◆ Work item
Determine which lines of the records include the word "gusta", and copy them.
* * *
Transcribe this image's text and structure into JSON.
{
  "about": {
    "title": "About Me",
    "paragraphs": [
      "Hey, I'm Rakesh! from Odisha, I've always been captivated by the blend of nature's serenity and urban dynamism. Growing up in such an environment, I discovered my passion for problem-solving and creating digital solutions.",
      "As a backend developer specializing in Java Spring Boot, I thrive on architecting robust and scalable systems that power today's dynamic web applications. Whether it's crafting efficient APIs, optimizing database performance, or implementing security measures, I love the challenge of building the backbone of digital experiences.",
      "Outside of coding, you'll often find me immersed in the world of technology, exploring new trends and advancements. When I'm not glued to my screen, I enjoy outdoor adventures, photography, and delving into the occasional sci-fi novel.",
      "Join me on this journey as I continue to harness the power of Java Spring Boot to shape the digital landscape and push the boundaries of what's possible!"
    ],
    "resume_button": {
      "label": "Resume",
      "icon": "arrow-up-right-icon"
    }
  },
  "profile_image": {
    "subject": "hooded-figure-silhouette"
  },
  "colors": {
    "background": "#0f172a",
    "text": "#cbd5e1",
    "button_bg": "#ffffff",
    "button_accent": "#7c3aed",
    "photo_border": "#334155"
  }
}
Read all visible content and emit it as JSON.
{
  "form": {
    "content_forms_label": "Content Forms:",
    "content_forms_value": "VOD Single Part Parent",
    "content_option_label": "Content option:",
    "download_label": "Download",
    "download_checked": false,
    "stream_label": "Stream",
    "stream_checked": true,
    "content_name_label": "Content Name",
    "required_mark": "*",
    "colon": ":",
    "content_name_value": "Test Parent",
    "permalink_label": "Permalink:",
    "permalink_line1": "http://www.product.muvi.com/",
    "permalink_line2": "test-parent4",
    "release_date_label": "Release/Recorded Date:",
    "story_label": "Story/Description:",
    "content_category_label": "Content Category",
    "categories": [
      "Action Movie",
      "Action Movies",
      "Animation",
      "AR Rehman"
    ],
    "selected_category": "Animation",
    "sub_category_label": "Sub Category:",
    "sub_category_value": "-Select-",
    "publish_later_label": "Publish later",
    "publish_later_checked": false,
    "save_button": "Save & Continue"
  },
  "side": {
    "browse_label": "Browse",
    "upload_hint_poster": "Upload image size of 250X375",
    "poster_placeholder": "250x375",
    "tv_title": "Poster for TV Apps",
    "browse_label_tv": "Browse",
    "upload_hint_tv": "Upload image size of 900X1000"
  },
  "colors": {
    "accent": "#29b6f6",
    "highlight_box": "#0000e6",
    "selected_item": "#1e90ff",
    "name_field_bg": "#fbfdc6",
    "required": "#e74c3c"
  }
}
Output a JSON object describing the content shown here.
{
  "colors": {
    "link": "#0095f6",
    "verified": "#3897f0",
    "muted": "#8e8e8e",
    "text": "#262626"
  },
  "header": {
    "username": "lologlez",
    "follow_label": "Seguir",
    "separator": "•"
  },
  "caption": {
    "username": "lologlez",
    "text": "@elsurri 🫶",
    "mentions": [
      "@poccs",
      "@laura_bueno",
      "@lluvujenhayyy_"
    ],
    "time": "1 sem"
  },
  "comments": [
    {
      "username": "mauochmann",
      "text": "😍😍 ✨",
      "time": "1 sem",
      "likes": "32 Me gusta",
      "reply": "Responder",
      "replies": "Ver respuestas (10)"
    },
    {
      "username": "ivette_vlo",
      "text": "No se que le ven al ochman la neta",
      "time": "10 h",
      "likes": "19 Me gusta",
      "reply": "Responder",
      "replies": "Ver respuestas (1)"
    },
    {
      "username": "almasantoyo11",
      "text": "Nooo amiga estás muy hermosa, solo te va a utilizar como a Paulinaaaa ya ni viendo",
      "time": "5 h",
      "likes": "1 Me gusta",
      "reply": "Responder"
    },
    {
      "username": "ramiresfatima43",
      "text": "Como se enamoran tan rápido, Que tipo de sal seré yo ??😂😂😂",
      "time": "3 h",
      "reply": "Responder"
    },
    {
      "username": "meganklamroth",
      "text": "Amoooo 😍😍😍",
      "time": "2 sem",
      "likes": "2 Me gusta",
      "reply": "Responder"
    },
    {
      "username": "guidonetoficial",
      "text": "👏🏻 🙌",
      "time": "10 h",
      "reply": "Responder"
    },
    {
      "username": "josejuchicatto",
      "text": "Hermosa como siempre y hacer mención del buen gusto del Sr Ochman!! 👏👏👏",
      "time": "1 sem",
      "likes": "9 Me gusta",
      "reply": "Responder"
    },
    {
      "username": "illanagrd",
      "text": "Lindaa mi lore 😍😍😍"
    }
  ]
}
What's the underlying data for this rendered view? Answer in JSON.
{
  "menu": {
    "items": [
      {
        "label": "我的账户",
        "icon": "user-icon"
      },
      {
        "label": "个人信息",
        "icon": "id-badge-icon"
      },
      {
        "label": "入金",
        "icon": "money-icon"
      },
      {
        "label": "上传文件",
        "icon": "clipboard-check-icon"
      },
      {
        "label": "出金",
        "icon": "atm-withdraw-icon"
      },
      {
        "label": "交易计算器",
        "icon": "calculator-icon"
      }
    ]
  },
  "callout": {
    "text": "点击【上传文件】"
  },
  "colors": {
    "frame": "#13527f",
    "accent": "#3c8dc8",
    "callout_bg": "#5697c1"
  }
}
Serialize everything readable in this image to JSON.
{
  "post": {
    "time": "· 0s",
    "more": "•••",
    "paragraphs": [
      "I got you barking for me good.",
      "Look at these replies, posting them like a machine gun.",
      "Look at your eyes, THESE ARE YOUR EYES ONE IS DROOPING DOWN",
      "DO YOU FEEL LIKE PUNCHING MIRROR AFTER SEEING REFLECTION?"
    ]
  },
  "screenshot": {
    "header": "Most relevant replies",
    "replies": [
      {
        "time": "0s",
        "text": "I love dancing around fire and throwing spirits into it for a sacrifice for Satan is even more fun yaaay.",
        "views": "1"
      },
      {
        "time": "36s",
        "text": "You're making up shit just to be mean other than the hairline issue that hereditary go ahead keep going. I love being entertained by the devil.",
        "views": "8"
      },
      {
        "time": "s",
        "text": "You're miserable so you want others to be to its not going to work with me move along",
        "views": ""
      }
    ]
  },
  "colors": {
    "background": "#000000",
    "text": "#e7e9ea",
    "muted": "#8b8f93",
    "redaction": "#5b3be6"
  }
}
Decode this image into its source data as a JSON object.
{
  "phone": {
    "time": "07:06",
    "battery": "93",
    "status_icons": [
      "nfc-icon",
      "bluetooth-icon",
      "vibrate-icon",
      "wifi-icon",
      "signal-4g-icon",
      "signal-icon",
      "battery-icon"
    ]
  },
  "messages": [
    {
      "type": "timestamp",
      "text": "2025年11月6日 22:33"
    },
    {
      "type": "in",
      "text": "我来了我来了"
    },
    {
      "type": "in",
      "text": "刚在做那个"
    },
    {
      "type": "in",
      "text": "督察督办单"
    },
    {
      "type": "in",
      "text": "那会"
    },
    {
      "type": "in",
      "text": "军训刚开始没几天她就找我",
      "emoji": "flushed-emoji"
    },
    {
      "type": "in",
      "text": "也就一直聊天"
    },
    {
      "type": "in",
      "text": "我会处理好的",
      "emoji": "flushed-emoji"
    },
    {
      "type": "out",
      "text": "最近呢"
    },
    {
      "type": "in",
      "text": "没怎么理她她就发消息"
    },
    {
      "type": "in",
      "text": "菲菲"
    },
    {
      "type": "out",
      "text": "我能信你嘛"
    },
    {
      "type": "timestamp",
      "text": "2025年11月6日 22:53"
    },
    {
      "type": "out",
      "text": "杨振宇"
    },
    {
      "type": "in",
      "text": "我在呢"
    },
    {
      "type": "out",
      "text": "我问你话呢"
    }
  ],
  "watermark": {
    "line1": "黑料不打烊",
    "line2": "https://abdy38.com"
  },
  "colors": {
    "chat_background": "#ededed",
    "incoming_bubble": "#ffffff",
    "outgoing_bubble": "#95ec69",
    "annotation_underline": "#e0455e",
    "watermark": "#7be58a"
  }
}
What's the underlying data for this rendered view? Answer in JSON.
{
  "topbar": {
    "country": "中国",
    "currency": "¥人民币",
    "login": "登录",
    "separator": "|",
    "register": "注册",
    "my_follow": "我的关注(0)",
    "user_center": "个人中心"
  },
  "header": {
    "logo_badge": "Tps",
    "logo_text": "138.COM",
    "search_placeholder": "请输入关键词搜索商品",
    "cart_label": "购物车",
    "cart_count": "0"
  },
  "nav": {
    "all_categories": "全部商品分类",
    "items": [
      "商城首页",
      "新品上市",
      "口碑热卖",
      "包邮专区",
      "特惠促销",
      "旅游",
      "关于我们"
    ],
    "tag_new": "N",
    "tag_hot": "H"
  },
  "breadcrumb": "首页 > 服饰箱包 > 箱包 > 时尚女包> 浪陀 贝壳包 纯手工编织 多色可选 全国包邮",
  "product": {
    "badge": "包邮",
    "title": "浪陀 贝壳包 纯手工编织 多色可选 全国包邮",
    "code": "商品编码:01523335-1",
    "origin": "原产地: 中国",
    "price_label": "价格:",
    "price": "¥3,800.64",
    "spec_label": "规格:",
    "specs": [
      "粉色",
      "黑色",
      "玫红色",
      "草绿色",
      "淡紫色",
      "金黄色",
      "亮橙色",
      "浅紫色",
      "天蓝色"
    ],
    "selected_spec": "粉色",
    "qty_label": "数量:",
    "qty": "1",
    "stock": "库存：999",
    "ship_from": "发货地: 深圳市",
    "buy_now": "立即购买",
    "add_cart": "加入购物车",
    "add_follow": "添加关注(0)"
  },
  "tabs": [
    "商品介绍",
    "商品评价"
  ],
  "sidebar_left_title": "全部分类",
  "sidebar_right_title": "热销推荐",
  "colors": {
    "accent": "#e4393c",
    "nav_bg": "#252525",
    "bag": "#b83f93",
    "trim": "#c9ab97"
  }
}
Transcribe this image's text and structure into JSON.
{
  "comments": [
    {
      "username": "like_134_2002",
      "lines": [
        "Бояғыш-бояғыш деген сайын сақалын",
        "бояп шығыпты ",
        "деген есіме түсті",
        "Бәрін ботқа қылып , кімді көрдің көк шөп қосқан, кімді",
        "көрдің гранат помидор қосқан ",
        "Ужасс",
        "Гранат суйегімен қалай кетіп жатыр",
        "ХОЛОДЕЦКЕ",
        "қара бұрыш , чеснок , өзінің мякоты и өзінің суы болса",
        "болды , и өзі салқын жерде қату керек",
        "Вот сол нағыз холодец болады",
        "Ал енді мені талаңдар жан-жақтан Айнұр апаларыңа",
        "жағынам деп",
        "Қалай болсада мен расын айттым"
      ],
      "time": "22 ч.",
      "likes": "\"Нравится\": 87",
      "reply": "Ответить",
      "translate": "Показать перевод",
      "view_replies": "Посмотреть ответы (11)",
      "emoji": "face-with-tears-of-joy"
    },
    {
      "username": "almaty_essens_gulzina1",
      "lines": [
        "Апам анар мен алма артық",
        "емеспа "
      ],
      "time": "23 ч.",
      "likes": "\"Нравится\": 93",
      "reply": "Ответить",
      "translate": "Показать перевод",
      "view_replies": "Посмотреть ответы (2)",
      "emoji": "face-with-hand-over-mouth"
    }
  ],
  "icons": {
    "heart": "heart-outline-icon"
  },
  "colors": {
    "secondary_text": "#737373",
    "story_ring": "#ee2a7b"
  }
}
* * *
◆ Problem solution
      "likes": "32 Me gusta",
      "likes": "19 Me gusta",
      "likes": "1 Me gusta",
      "likes": "2 Me gusta",
      "likes": "9 Me gusta",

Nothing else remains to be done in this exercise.